Forrester analyst Enza Iannopollo earlier said global enterprises are not yet ready with their GDPR-compliance.
Forrester’s data security survey shows that one in three firms believes they are GDPR-compliant today.
“Our data shows that nearly 30 percent of companies globally are fully GDPR-compliant today. However, based on our qualitative research, we believe that just a portion of these firms have actually engaged in data discovery and classification exercises as well as built data flow maps and run gap analysis,” Forrester said.
Many firms have taken a piecemeal approach to GDPR, which is focused on requirements that rely primarily on IT to meet specific compliance requirements, such as the requirements for data breach notification.
Forrester said these approaches are short-sighted, and most likely will need radical revision after the enforcement of GDPR rules start in May.
In Europe, 26 percent of firms report that they are fully GDPR-compliant. This number is the smallest across geos.
Another 22 percent of European firms expect to be GDPR-compliant within 12 months. Too many firms still believe that GDPR doesn’t apply to them. GDPR has extraterritorial effect. This means that companies that are not physically present in the EU have to comply with the rules.
GDPR applies to companies that engage in data collection and that define the guidelines for processing activities as well as to firms that process data on behalf of their clients and strictly follow their directions.
Firms in regulated industries have a head start on the GDPR journey. Prior experience with tough regulation matters when it comes to GDPR. Firms in highly regulated verticals, such as financial services, have the luxury of relying on established compliance and data protection teams and often also on data protection officers.
For firms not used to regulation, their GDPR journeys must start with the creation of the right team that can then define a framework for the firm’s compliance strategy.
Financial services firms are the most GDPR mature. Companies in financial services across geographies are the most GDPR mature organizations.
Centre for Information Policy Leadership President Bojana Bellamy has discussed the role of chief information security officers (CISOs) in GDPR readiness. Watch the YouTube video below.

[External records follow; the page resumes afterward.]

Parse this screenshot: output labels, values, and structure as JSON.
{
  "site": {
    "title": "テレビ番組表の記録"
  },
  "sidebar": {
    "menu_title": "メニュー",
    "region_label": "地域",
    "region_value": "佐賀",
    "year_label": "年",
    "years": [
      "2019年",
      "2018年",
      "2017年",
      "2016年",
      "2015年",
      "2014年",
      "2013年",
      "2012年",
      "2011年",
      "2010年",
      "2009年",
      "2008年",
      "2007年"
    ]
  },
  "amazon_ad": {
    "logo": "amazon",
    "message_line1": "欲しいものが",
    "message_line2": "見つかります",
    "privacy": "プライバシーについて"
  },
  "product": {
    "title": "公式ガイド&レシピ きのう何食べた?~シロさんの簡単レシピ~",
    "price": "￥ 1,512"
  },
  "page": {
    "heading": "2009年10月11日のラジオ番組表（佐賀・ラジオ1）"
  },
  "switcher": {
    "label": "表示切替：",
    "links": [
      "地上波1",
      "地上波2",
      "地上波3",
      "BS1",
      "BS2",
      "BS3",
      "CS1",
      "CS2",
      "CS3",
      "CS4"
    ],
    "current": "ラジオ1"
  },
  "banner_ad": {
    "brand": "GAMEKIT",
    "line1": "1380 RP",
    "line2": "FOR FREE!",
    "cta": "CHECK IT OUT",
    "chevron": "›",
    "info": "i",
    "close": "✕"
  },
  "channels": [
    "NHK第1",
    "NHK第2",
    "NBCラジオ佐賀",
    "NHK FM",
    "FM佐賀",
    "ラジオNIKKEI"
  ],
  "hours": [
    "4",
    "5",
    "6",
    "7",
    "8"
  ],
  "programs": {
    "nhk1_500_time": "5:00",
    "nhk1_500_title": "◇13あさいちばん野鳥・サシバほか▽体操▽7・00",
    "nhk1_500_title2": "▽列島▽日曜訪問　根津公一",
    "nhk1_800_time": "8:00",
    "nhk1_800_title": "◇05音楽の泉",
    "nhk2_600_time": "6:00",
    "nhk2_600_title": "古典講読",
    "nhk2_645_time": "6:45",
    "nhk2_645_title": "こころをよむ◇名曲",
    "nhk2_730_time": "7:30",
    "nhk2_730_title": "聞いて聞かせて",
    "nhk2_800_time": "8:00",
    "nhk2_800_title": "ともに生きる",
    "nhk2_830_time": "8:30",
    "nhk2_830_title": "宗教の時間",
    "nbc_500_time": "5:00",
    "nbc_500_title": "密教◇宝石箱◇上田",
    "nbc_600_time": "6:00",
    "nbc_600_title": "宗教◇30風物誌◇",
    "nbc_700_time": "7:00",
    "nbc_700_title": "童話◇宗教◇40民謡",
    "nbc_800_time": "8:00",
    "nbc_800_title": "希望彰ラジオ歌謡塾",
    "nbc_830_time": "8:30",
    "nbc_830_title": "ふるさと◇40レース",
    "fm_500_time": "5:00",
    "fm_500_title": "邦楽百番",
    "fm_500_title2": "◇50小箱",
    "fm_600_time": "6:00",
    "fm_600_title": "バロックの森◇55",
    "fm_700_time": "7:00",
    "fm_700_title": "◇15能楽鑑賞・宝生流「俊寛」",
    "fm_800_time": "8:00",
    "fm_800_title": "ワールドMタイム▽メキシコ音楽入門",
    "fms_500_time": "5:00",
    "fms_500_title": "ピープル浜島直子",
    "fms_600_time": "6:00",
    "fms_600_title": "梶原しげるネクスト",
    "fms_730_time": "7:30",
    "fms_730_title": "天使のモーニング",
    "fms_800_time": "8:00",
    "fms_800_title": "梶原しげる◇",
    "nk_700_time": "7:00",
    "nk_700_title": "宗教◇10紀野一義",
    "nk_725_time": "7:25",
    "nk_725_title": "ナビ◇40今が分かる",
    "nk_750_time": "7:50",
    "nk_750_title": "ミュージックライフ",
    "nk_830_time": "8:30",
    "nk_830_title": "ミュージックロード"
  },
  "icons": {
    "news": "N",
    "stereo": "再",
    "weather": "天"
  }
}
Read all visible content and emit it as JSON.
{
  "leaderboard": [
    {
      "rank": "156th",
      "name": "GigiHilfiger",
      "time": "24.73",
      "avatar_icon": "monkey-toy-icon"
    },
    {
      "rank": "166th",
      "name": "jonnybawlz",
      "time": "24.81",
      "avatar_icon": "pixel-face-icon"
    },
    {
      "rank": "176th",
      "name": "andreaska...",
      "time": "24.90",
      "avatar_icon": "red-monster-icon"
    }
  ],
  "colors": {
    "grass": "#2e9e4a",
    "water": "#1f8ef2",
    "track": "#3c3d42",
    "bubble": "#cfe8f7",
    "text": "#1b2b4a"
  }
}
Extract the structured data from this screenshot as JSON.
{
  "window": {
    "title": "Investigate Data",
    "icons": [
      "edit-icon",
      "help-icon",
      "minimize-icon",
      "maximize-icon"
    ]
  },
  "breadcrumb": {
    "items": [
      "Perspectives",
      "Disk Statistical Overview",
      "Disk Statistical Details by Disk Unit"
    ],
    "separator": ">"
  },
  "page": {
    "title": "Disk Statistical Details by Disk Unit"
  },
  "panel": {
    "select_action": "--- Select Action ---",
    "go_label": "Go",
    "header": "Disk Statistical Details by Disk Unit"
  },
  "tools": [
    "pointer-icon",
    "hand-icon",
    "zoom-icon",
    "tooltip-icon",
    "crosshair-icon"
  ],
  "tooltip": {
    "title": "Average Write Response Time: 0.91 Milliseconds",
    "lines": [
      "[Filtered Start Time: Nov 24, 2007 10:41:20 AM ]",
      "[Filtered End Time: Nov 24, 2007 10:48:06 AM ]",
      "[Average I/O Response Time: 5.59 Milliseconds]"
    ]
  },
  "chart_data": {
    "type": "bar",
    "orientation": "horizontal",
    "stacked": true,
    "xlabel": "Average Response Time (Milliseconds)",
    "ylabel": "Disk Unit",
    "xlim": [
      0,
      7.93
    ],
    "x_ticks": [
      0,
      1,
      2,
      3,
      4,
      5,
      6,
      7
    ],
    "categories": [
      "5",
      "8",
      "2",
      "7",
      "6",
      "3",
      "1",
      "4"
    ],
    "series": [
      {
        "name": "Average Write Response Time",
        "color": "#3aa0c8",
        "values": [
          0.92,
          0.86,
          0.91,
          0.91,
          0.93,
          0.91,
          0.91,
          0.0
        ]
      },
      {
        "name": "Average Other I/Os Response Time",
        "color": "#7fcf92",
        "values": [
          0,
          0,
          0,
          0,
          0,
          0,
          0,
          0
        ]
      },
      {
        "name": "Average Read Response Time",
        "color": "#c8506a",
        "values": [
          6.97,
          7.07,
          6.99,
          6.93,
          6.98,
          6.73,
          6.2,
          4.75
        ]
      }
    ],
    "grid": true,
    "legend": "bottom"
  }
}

Failure to comply with GDPR creates the potential for regulatory enforcement actions that could limit their ability to process customer data in certain ways. Reputational damage and loss of trust might lead their customers to take their business and their data somewhere else.
Media and retail lag behind other industries. Companies in media and retail have an enormous real estate worth of customers’ personal data to rationalize and bring within GDPR compliance. They have only recently started their GDPR journeys, often under the pressure of their own customers.
Many firms have hired a data protection officer (DPO) or they are about to do so. Some firms, mainly outside of Europe, are also planning to use external consultants as their DPO. The presence of a CPO doesn’t necessarily mean that the GDPR budget sits with that role or that the CPO is the ultimate leader of the GDPR compliance strategy.
Forrester said GDPR compliance is not a one-off effort; firms must embed it in the way the business uses personal data daily, and it has to work as long as the firm operates. Regulators have included rules that allow them to potentially audit firms on a continuous basis.
The Forrester report examined the GDPR readiness of companies worldwide ahead of the May deadline for GDPR compliance.
While the main focus is on companies in the EU preparing for GDPR, 33 percent of North American companies are fully compliant with GDPR, followed by Asia Pacific and Latin America – both at 29 percent – and Europe falling behind at 26 percent. The findings also show how companies are deploying GDPR compliance programs and challenges they’re still facing with the transition.